“I think with the right balance and depending on road conditions the car can always be competitive. This year we finally got on top of our ongoing cooling problem from previous attempts at Race to the Sky although we still had one major mechanical issue to contend with,” Vincent says of the engine failure during Sunday morning’s qualifying run which saw the Possum Bourne Motor Sport team work frantically to replace the engine in time for the afternoon’s final.
“The eight minute barrier sits in front of us and, with the good engine, we believe an 8.10 was possible this year. So can we find 10 seconds? That is a big ask but maybe!”
Vincent rates the Repco Race to the Sky as a great spectacle with the diverse range of equipment used by national and international competitors to attack the famed hillclimb course. “All around it is such a great one-off event that deserves its place on the New Zealand motorsport calendar.”
McRae also rates the event. “It was a great event all round. In WRC, you are in the car for three days and doing my first hillclimb event at Race to the Sky, I was concerned there would be a lot of hanging around, but the thrill of driving the Vantage Subaru up one of the best roads in New Zealand and the atmosphere all weekend made it one of the best motorsport weekends I’ve taken part in. I would love to come back in 2016 and defend the win from this year. I’m sure the event is only going to get bigger and the competition greater from now on.”
McRae says the Vantage Subaru was awesome to drive. “Being a WRC car with extra power, rather than a hillclimb special, it made for a great package. With a bit of development work in the suspension and looking at improving the aero package, without taking away from its WRC heritage, I believe the car will be competitive again.”
In 2016, the event format will be amended slightly to allow competitors a high speed practice run on the course on Friday afternoon, in addition to Saturday’s two practice sessions and one qualifying session, and Sunday’s all-important qualifying run and finals.
Sentch notes: “Following their reconnaissance of the course in a road car on Friday morning, all competitors will get a practice run on Friday afternoon, following feedback that this would provide an opportunity to make setup and mechanical changes to their car, quad, motorbike or off-roader before further practise and the first qualifying run on Saturday.”

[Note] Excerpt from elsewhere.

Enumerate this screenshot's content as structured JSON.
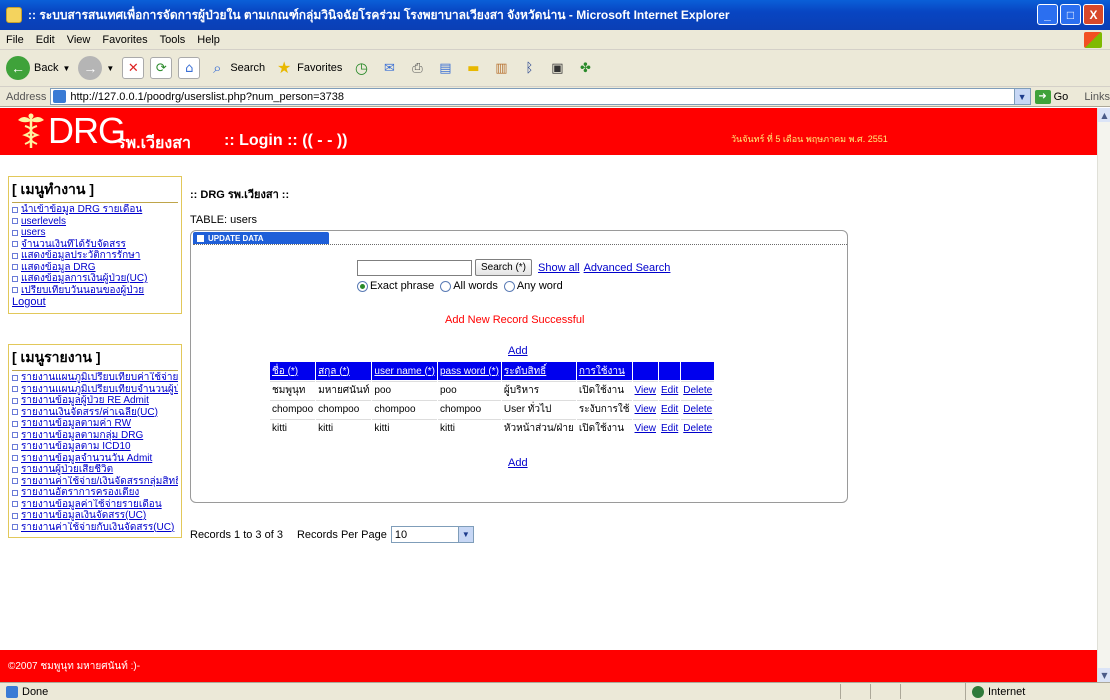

In regard to the 2016 dates, Sentch says: “We certainly didn’t want the clash with the New Zealand round of the FIA Asia Pacific Rally Championship that occurred this year even though we were the first to confirm the April dates. We’ve already talked to APRC officials about 2016 and as they’re unable to confirm which weekend in April their event will run, we have elected to move our date to March and thus avoid any potential conflict. The March date also gives us and the Southern Hemisphere Proving Ground, which owns the mountain access road which Race to the Sky uses, a little more time to recondition the road after the event and prepare for their busy winter season.”
Sentch and his team are currently working through various operational and planning aspects for the 2016 and will soon release the first in a series of competitor communications. Further details on the 2016 Repco Race to the Sky will be available on the event website or follow the Highlands Motorsport Park Facebook page.